At the height of Hurricane Dorian’s fury, 185-mile-per-hour winds rattled Pauline Saunders’ home, hammering wind and water at structural weak spots. “The rain was coming in. We tried to close up the windows, but we couldn’t, the force was so strong,” she recalls.
It was 1 September 2019 on Abaco, an island in the Commonwealth of The Bahamas archipelago. The Category 5 hurricane hovered for over 48 hours, packing wind gusts of 220 miles per hour and 20-foot storm surges. On record it’s the strongest ever to make landfall in the country, and one of the most powerful in human history.
Pauline watched as “cesspit water started flowing in like a faucet in the backyard, and water started to come inside the house”. She sought refuge in a friend’s apartment. “When I came back to check on my place, all the windows were burst out, the roof was opened up, so my place was flooded.”

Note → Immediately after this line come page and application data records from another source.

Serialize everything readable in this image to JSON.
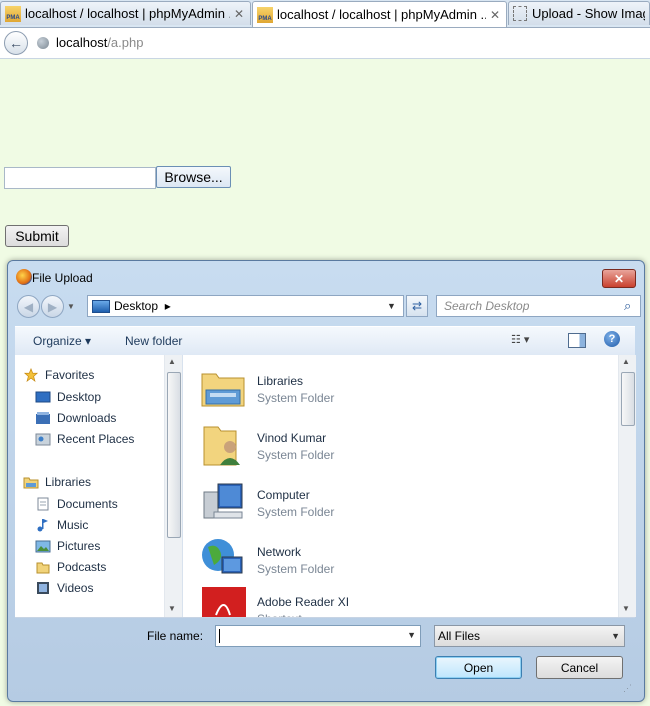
{
  "browser": {
    "tabs": [
      {
        "label": "localhost / localhost | phpMyAdmin ...",
        "icon": "phpmyadmin-icon",
        "active": false
      },
      {
        "label": "localhost / localhost | phpMyAdmin ...",
        "icon": "phpmyadmin-icon",
        "active": true
      },
      {
        "label": "Upload - Show Image",
        "icon": "blank-page-icon",
        "active": false
      }
    ],
    "pma_text": "PMA",
    "url_host": "localhost",
    "url_path": "/a.php"
  },
  "page": {
    "file_input_value": "",
    "browse_label": "Browse...",
    "submit_label": "Submit"
  },
  "dialog": {
    "title": "File Upload",
    "close_glyph": "✕",
    "location": "Desktop",
    "search_placeholder": "Search Desktop",
    "toolbar": {
      "organize": "Organize ▾",
      "new_folder": "New folder"
    },
    "help_glyph": "?",
    "nav_items": [
      {
        "label": "Favorites",
        "icon": "star-icon",
        "group": true
      },
      {
        "label": "Desktop",
        "icon": "desktop-icon",
        "group": false
      },
      {
        "label": "Downloads",
        "icon": "downloads-icon",
        "group": false
      },
      {
        "label": "Recent Places",
        "icon": "recent-places-icon",
        "group": false
      },
      {
        "label": "Libraries",
        "icon": "libraries-icon",
        "group": true
      },
      {
        "label": "Documents",
        "icon": "documents-icon",
        "group": false
      },
      {
        "label": "Music",
        "icon": "music-icon",
        "group": false
      },
      {
        "label": "Pictures",
        "icon": "pictures-icon",
        "group": false
      },
      {
        "label": "Podcasts",
        "icon": "podcasts-icon",
        "group": false
      },
      {
        "label": "Videos",
        "icon": "videos-icon",
        "group": false
      }
    ],
    "items": [
      {
        "name": "Libraries",
        "type": "System Folder",
        "icon": "libraries-folder-icon"
      },
      {
        "name": "Vinod Kumar",
        "type": "System Folder",
        "icon": "user-folder-icon"
      },
      {
        "name": "Computer",
        "type": "System Folder",
        "icon": "computer-icon"
      },
      {
        "name": "Network",
        "type": "System Folder",
        "icon": "network-icon"
      },
      {
        "name": "Adobe Reader XI",
        "type": "Shortcut",
        "icon": "adobe-reader-icon"
      }
    ],
    "file_name_label": "File name:",
    "file_name_value": "",
    "filter_value": "All Files",
    "open_label": "Open",
    "cancel_label": "Cancel"
  },
  "colors": {
    "page_background": "#f0fbe4",
    "dialog_frame": "#b5cbe3",
    "close_button": "#c9412f",
    "open_button": "#bee6fd"
  }
}
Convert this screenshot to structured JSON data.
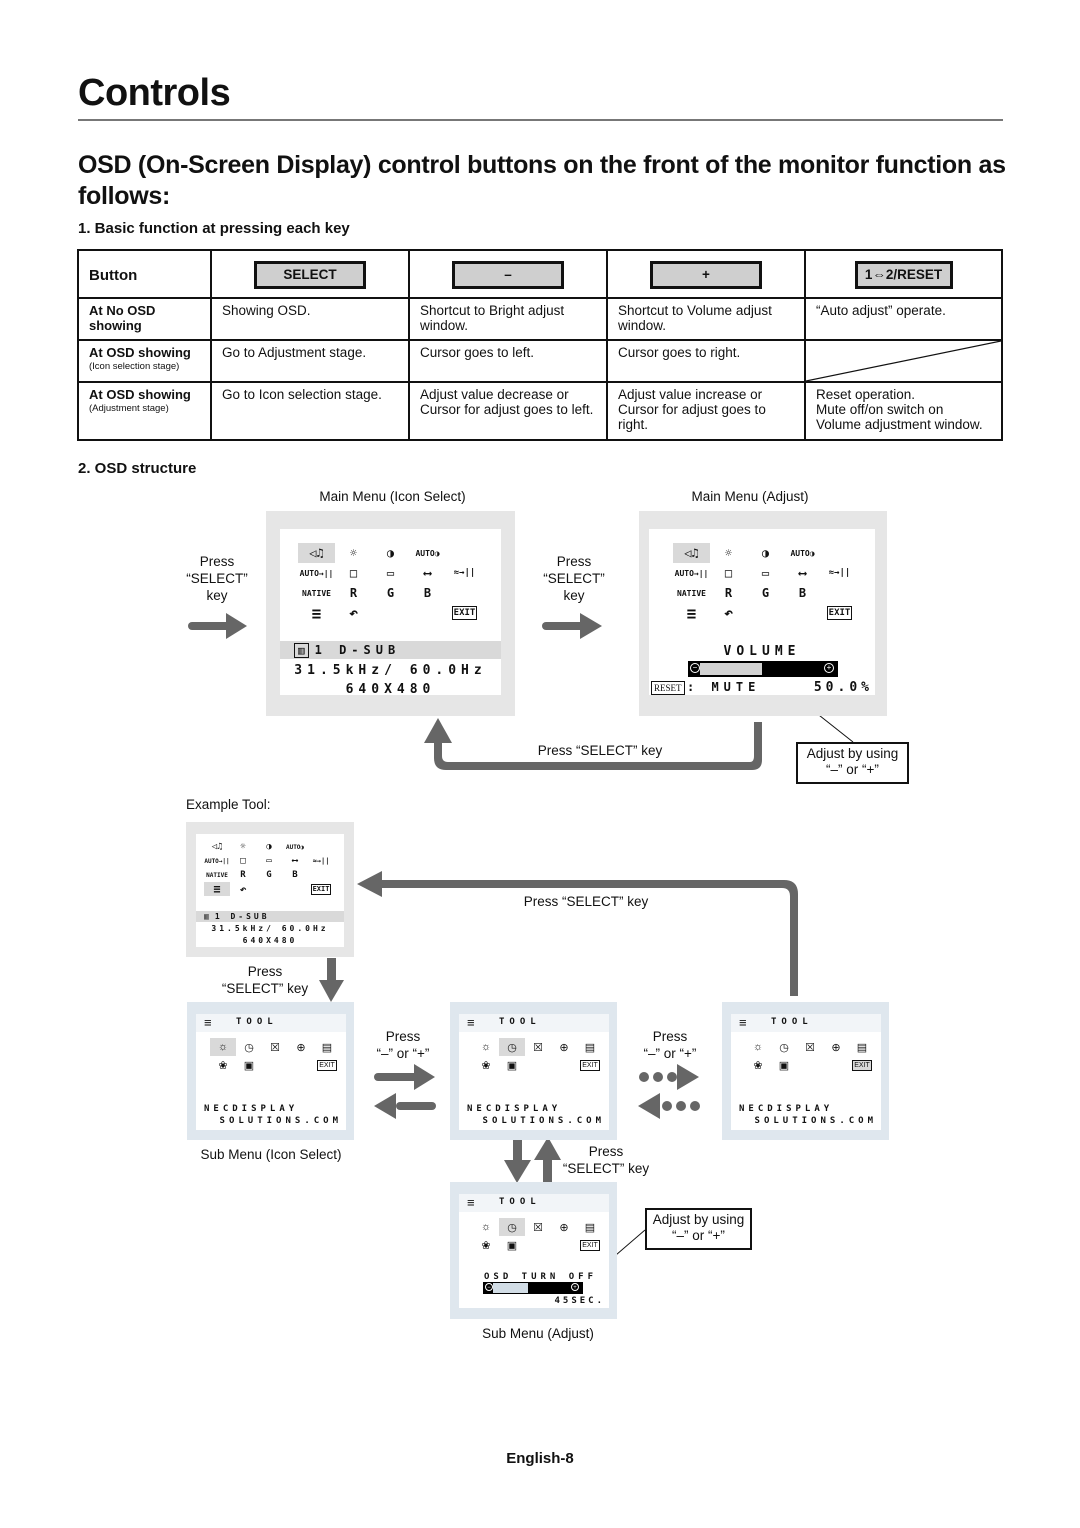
{
  "page": {
    "title": "Controls",
    "subtitle": "OSD (On-Screen Display) control buttons on the front of the monitor function as follows:",
    "section1": "1. Basic function at pressing each key",
    "section2": "2. OSD structure",
    "footer": "English-8"
  },
  "key_table": {
    "header_label": "Button",
    "buttons": [
      "SELECT",
      "–",
      "+",
      "1⇔2/RESET"
    ],
    "rows": [
      {
        "title": "At No OSD showing",
        "note": "",
        "cells": [
          "Showing OSD.",
          "Shortcut to Bright adjust window.",
          "Shortcut to Volume adjust window.",
          "“Auto adjust” operate."
        ]
      },
      {
        "title": "At OSD showing",
        "note": "(Icon selection stage)",
        "cells": [
          "Go to Adjustment stage.",
          "Cursor goes to left.",
          "Cursor goes to right.",
          ""
        ]
      },
      {
        "title": "At OSD showing",
        "note": "(Adjustment stage)",
        "cells": [
          "Go to Icon selection stage.",
          "Adjust value decrease or Cursor for adjust goes to left.",
          "Adjust value increase or Cursor for adjust goes to right.",
          "Reset operation.\nMute off/on switch on Volume adjustment window."
        ]
      }
    ]
  },
  "diagram": {
    "main_icon_select_caption": "Main Menu (Icon Select)",
    "main_adjust_caption": "Main Menu (Adjust)",
    "press_select_left": [
      "Press",
      "“SELECT”",
      "key"
    ],
    "press_select_mid": [
      "Press",
      "“SELECT”",
      "key"
    ],
    "press_select_return": "Press “SELECT” key",
    "adjust_note_1": [
      "Adjust by using",
      "“–” or “+”"
    ],
    "example_tool_label": "Example Tool:",
    "press_select_tool_return": "Press “SELECT” key",
    "press_select_down": [
      "Press",
      "“SELECT” key"
    ],
    "press_minus_plus_1": [
      "Press",
      "“–” or “+”"
    ],
    "press_minus_plus_2": [
      "Press",
      "“–” or “+”"
    ],
    "press_select_sub": [
      "Press",
      "“SELECT” key"
    ],
    "sub_icon_select_caption": "Sub Menu (Icon Select)",
    "sub_adjust_caption": "Sub Menu (Adjust)",
    "adjust_note_2": [
      "Adjust by using",
      "“–” or “+”"
    ]
  },
  "osd_main": {
    "icons": [
      "◁♫",
      "☼",
      "◑",
      "AUTO◑",
      "",
      "AUTO→||",
      "□",
      "▭",
      "⟷",
      "≈→||",
      "NATIVE",
      "R",
      "G",
      "B",
      "",
      "≡",
      "↶",
      "",
      "",
      "EXIT"
    ],
    "input_label": "1  D-SUB",
    "frequency": "31.5kHz/ 60.0Hz",
    "resolution": "640X480"
  },
  "osd_adjust": {
    "item": "VOLUME",
    "value_percent": 50.0,
    "value_label": "50.0%",
    "reset_label": "RESET",
    "reset_action": ": MUTE"
  },
  "osd_tool": {
    "title": "TOOL",
    "icons_row1": [
      "☼",
      "◷",
      "☒",
      "⊕",
      "▤"
    ],
    "icons_row2": [
      "❀",
      "▣",
      "",
      "",
      "EXIT"
    ],
    "brand_line1": "NECDISPLAY",
    "brand_line2": "SOLUTIONS.COM",
    "adjust_item": "OSD TURN OFF",
    "adjust_value_fraction": 0.45,
    "adjust_value_label": "45SEC."
  }
}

In the aftermath, an inconvenient truth had become real: Saunders’ home, like many others in the direct path of Hurricane Dorian, was not built to withstand such a storm. Half of the houses and buildings in eastern Grand Bahama and Abaco were either destroyed or severely damaged, and 100 percent were decimated in several districts – 3,000 in total.
See more on Exposure